The author is also sponsoring a cool sweepstakes. So he recognizes the importance of WAHMs, and he’s trying to put money in folks’ pockets. What a find!

Part of marketing is letting people know you’re in business. So, listen up. I’m back in business! If you need a writer, I’m your gal. I have samples here on my blog, and also on my main website.

Spread the word!

Thinking of linking

Red LinkIt’s been a while since I’ve posted some interesting links, so here we go.

Using the Blogrush widget, I found a wonderful post about improving your blog, called 101 Essential Blogging Skills. Some of my favorites:

¬†“Don’t go on hiatus or take a break from blogging. Many bloggers experience times when their passion for blogging wanes. Rather than going on hiatus commit yourself to low-intensity blogging for the duration of the slump (links, short posts, and so on)…” This is advice I should have taken the past couple of months.

Be transparent. Disclose your biases and affiliations, particularly when it comes to potential profit.” I hope you read my Disclosure Policy in the the Advertise section. That’s my way of being transparent.

“Recognize when advertisements are negatively impacting on your blog. Be willing to part with or change them if necessary.” I recently got rid of a few ads, hoping to make this blog more readable.

If you’re looking to buy a baby gift, check out BabyGearToday for reviews of cool things for your little ones.

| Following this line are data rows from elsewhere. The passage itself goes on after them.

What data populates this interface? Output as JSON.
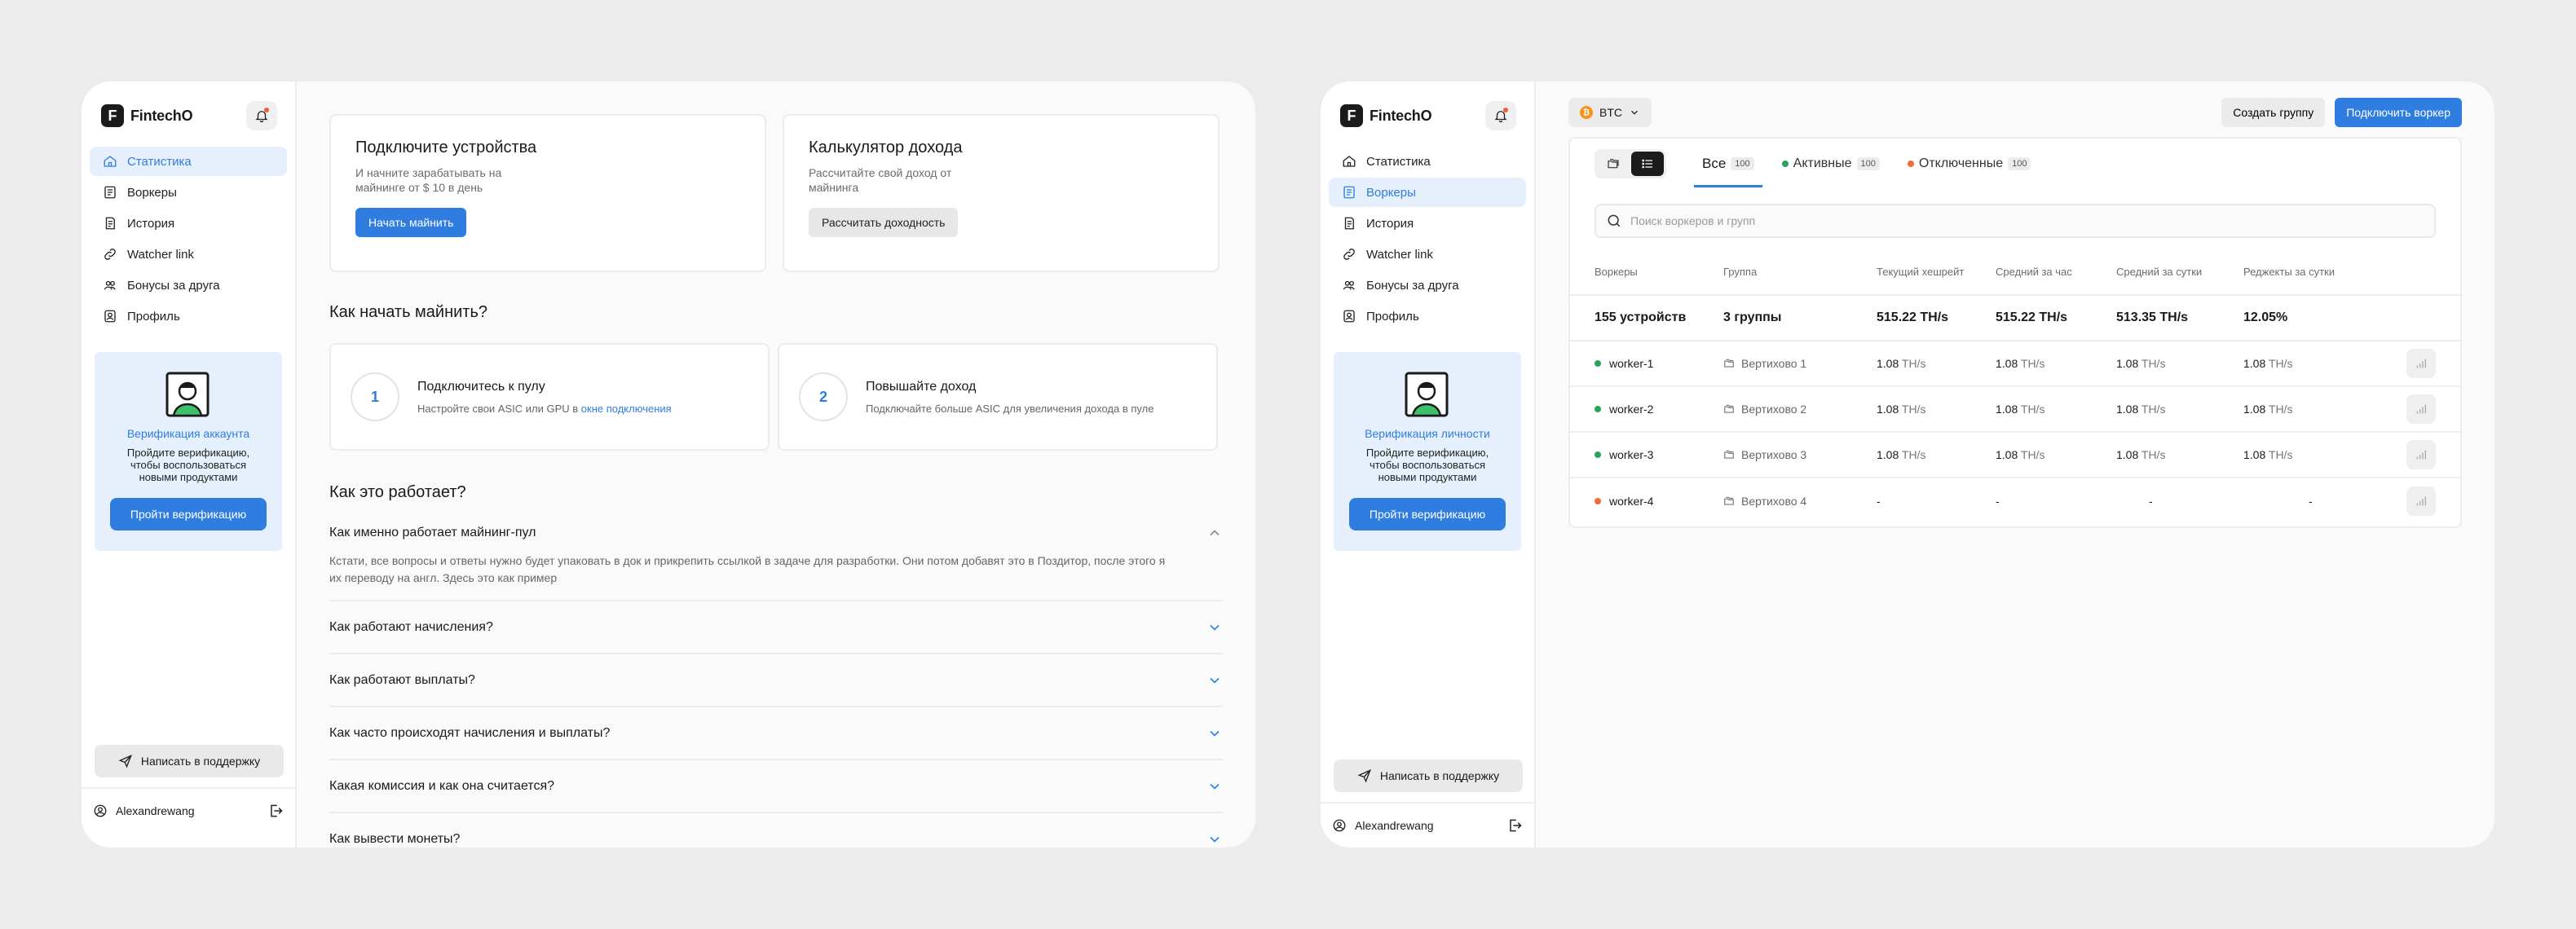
{
  "brand": {
    "name": "FintechO",
    "mark": "F"
  },
  "nav": {
    "items": [
      {
        "label": "Статистика"
      },
      {
        "label": "Воркеры"
      },
      {
        "label": "История"
      },
      {
        "label": "Watcher link"
      },
      {
        "label": "Бонусы за друга"
      },
      {
        "label": "Профиль"
      }
    ]
  },
  "verify_a": {
    "title": "Верификация аккаунта",
    "text": "Пройдите верификацию, чтобы воспользоваться новыми продуктами",
    "button": "Пройти верификацию"
  },
  "verify_b": {
    "title": "Верификация личности",
    "text": "Пройдите верификацию, чтобы воспользоваться новыми продуктами",
    "button": "Пройти верификацию"
  },
  "support_label": "Написать в поддержку",
  "user": {
    "name": "Alexandrewang"
  },
  "dashboard": {
    "connect_card": {
      "title": "Подключите устройства",
      "subtitle": "И начните зарабатывать на майнинге от $ 10 в день",
      "button": "Начать майнить"
    },
    "calc_card": {
      "title": "Калькулятор дохода",
      "subtitle": "Рассчитайте свой доход от майнинга",
      "button": "Рассчитать доходность"
    },
    "how_start_title": "Как начать майнить?",
    "steps": [
      {
        "num": "1",
        "title": "Подключитесь к пулу",
        "text": "Настройте свои ASIC или GPU в ",
        "link": "окне подключения"
      },
      {
        "num": "2",
        "title": "Повышайте доход",
        "text": "Подключайте больше ASIC для увеличения дохода в пуле",
        "link": ""
      }
    ],
    "how_works_title": "Как это работает?",
    "faq_open": {
      "question": "Как именно работает майнинг-пул",
      "answer": "Кстати, все вопросы и ответы нужно будет упаковать в док и прикрепить ссылкой в задаче для разработки. Они потом добавят это в Поздитор, после этого я их переводу на англ. Здесь это как пример"
    },
    "faq": [
      {
        "question": "Как работают начисления?"
      },
      {
        "question": "Как работают выплаты?"
      },
      {
        "question": "Как часто происходят начисления и выплаты?"
      },
      {
        "question": "Какая комиссия и как она считается?"
      },
      {
        "question": "Как вывести монеты?"
      }
    ]
  },
  "workers_page": {
    "coin": {
      "label": "BTC",
      "symbol": "₿"
    },
    "create_group": "Создать группу",
    "connect_worker": "Подключить воркер",
    "tabs": [
      {
        "label": "Все",
        "count": "100"
      },
      {
        "label": "Активные",
        "count": "100",
        "dot": "#27a35a"
      },
      {
        "label": "Отключенные",
        "count": "100",
        "dot": "#f26b3a"
      }
    ],
    "search_placeholder": "Поиск воркеров и групп",
    "columns": [
      "Воркеры",
      "Группа",
      "Текущий хешрейт",
      "Средний за час",
      "Средний за сутки",
      "Реджекты за сутки"
    ],
    "summary": {
      "devices": "155 устройств",
      "groups": "3 группы",
      "current": "515.22 TH/s",
      "hour": "515.22 TH/s",
      "day": "513.35 TH/s",
      "rejects": "12.05%"
    },
    "rows": [
      {
        "name": "worker-1",
        "status_color": "#27a35a",
        "group": "Вертихово 1",
        "current": "1.08",
        "hour": "1.08",
        "day": "1.08",
        "rejects": "1.08",
        "unit": "TH/s"
      },
      {
        "name": "worker-2",
        "status_color": "#27a35a",
        "group": "Вертихово 2",
        "current": "1.08",
        "hour": "1.08",
        "day": "1.08",
        "rejects": "1.08",
        "unit": "TH/s"
      },
      {
        "name": "worker-3",
        "status_color": "#27a35a",
        "group": "Вертихово 3",
        "current": "1.08",
        "hour": "1.08",
        "day": "1.08",
        "rejects": "1.08",
        "unit": "TH/s"
      },
      {
        "name": "worker-4",
        "status_color": "#f26b3a",
        "group": "Вертихово 4",
        "current": "-",
        "hour": "-",
        "day": "-",
        "rejects": "-",
        "unit": ""
      }
    ]
  },
  "colors": {
    "accent": "#2f7de1",
    "accent_soft": "#e6f0fd",
    "active": "#27a35a",
    "offline": "#f26b3a"
  }
}
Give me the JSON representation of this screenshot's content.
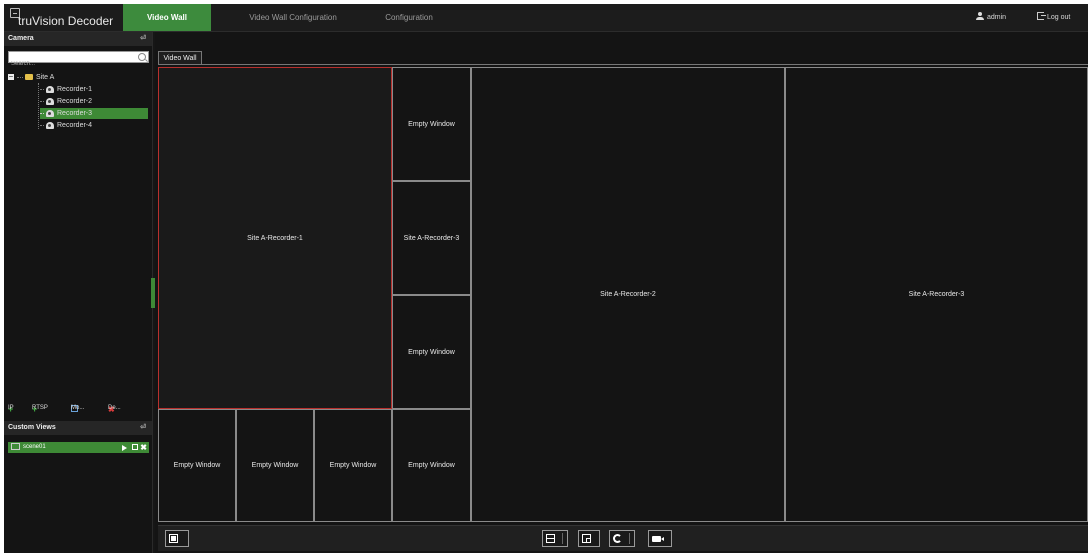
{
  "app": {
    "name": "truVision Decoder"
  },
  "nav": {
    "tabs": [
      {
        "label": "Video Wall",
        "active": true
      },
      {
        "label": "Video Wall Configuration",
        "active": false
      },
      {
        "label": "Configuration",
        "active": false
      }
    ],
    "user": "admin",
    "logout": "Log out"
  },
  "camera_panel": {
    "title": "Camera",
    "collapse": "⏎",
    "search_placeholder": "Search...",
    "site": "Site A",
    "recorders": [
      "Recorder-1",
      "Recorder-2",
      "Recorder-3",
      "Recorder-4"
    ],
    "selected_recorder": "Recorder-3",
    "actions": {
      "ip": "IP",
      "rtsp": "RTSP",
      "modify": "Mo...",
      "delete": "De..."
    }
  },
  "custom_views": {
    "title": "Custom Views",
    "collapse": "⏎",
    "items": [
      {
        "label": "scene01"
      }
    ]
  },
  "video_wall": {
    "tab_label": "Video Wall",
    "windows": {
      "big": "Site A-Recorder-1",
      "c1": "Empty Window",
      "c2": "Site A-Recorder-3",
      "c3": "Empty Window",
      "b1": "Empty Window",
      "b2": "Empty Window",
      "b3": "Empty Window",
      "b4": "Empty Window",
      "m1": "Site A-Recorder-2",
      "m2": "Site A-Recorder-3"
    }
  },
  "colors": {
    "accent": "#3d8b3d",
    "selected_border": "#b8302d",
    "background": "#161616"
  }
}
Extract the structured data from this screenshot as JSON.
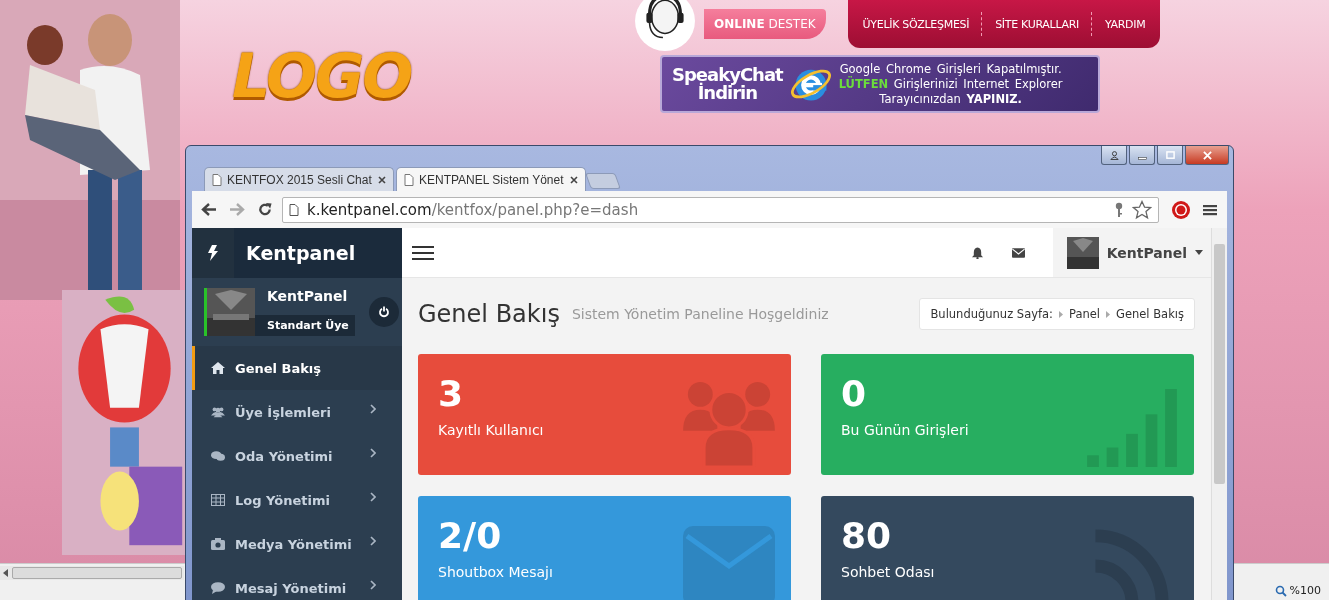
{
  "site": {
    "logo": "LOGO",
    "support": {
      "strong": "ONLINE",
      "label": "DESTEK"
    },
    "nav": [
      {
        "label": "ÜYELİK SÖZLEŞMESİ"
      },
      {
        "label": "SİTE KURALLARI"
      },
      {
        "label": "YARDIM"
      }
    ],
    "banner": {
      "title": "SpeakyChat",
      "subtitle": "İndirin",
      "lines": [
        "Google Chrome Girişleri Kapatılmıştır.",
        "**LÜTFEN** Girişlerinizi Internet Explorer",
        "Tarayıcınızdan **YAPINIZ.**"
      ]
    }
  },
  "browser": {
    "tabs": [
      {
        "title": "KENTFOX 2015 Sesli Chat",
        "selected": false
      },
      {
        "title": "KENTPANEL Sistem Yönet",
        "selected": true
      }
    ],
    "url": {
      "host": "k.kentpanel.com",
      "path": "/kentfox/panel.php?e=dash"
    }
  },
  "panel": {
    "brand": "Kentpanel",
    "user": {
      "name": "KentPanel",
      "role": "Standart Üye"
    },
    "menu": [
      {
        "label": "Genel Bakış",
        "kind": "home",
        "selected": true,
        "has_children": false
      },
      {
        "label": "Üye İşlemleri",
        "kind": "users",
        "selected": false,
        "has_children": true
      },
      {
        "label": "Oda Yönetimi",
        "kind": "chat",
        "selected": false,
        "has_children": true
      },
      {
        "label": "Log Yönetimi",
        "kind": "table",
        "selected": false,
        "has_children": true
      },
      {
        "label": "Medya Yönetimi",
        "kind": "camera",
        "selected": false,
        "has_children": true
      },
      {
        "label": "Mesaj Yönetimi",
        "kind": "comment",
        "selected": false,
        "has_children": true
      }
    ],
    "account": "KentPanel",
    "title": "Genel Bakış",
    "subtitle": "Sistem Yönetim Paneline Hoşgeldiniz",
    "breadcrumb": {
      "label": "Bulunduğunuz Sayfa:",
      "items": [
        "Panel",
        "Genel Bakış"
      ]
    },
    "stats": [
      {
        "value": "3",
        "label": "Kayıtlı Kullanıcı",
        "color": "#e74c3c",
        "kind": "users"
      },
      {
        "value": "0",
        "label": "Bu Günün Girişleri",
        "color": "#27ae60",
        "kind": "bars"
      },
      {
        "value": "2/0",
        "label": "Shoutbox Mesajı",
        "color": "#3498db",
        "kind": "envelope"
      },
      {
        "value": "80",
        "label": "Sohbet Odası",
        "color": "#34495e",
        "kind": "rss"
      }
    ]
  },
  "status_bar": {
    "zoom": "%100"
  }
}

I can’t believe I’ve never raved about The Golden Pencil, a blog about freelance writing that includes dozens of writing-related job listings each week.

Enjoy the links while I try to fix the bug in my blog!

Birthday greetings!

Whew! I never realized it would take me so long to adjust to working outside of the home. Then again, the last time I worked full-time was in May 2005, right before my daughter was born. Thanks for hanging in there with me, re-reading my old posts, and checking out the comments.

This week is also a special week for me. It’s my birthday this week! I won’t say my exact age, but suffice it to say that the picture of me you’ve been staring at is about 7-10 years old.

I’m going to be getting back into the writing business. My day job doesn’t allow any time for writing at work, but I’m beginning to carve out time at home. My daughter is as busy as ever, but she’s also getting into playing by herself.

For you other freelance writers who have regular day jobs too, any words of wisdom for making it all work?

One thing about my day job that is great: the steady income makes me feel more secure, so I’ll be able to work on my business soon without all the worries and pressure I had before. My advice for starting freelancers is to keep or get a day job while you grow your business.

Does anyone know how to make WordPress recognize multiple paragraph markings? I don’t feel I have enough spacing between paragraphs, and it’s driving me batty.

Until next time…

Freelance copywriting for family and friends

As professional freelance copywriters, we set rates that are comparable with other copywriters’ rates.

But family and friends often want a discount on your copywriting services.

How do you handle this sticky situation? I have a few ideas.

When you quote them a rate, tell them the lower end of your acceptable price range. Then be sure to¬†let them know you usually charge clients the highest rate in your range. For example,¬†let’s assume¬†you¬†won’t work for less than $50 an hour, but you¬†usually charge your business clients $65 to $75 an hour. Give your family members the $50 rate, but tell them you usually charge $75.

Trade services. If your friend can knit, fix things, or the like, set up a bartering agreement with them.

Offer your family a discounted rate if they agree to a large job or a repeat project.

Tell your friend how busy you are, and agree to do the work for a lower rate, but it might take you a while to complete the project. This way you aren’t working for less and working¬†a rush job too.

If all else fails, just say no, you’re just swamped, and you couldn’t possibly give their project the attention it deserves. Then refer them to a fellow copywriter. If you anticipate a headache when dealing with your loved one, this may be the only option to maintain a good relationship.

What tactics have you used for this situation?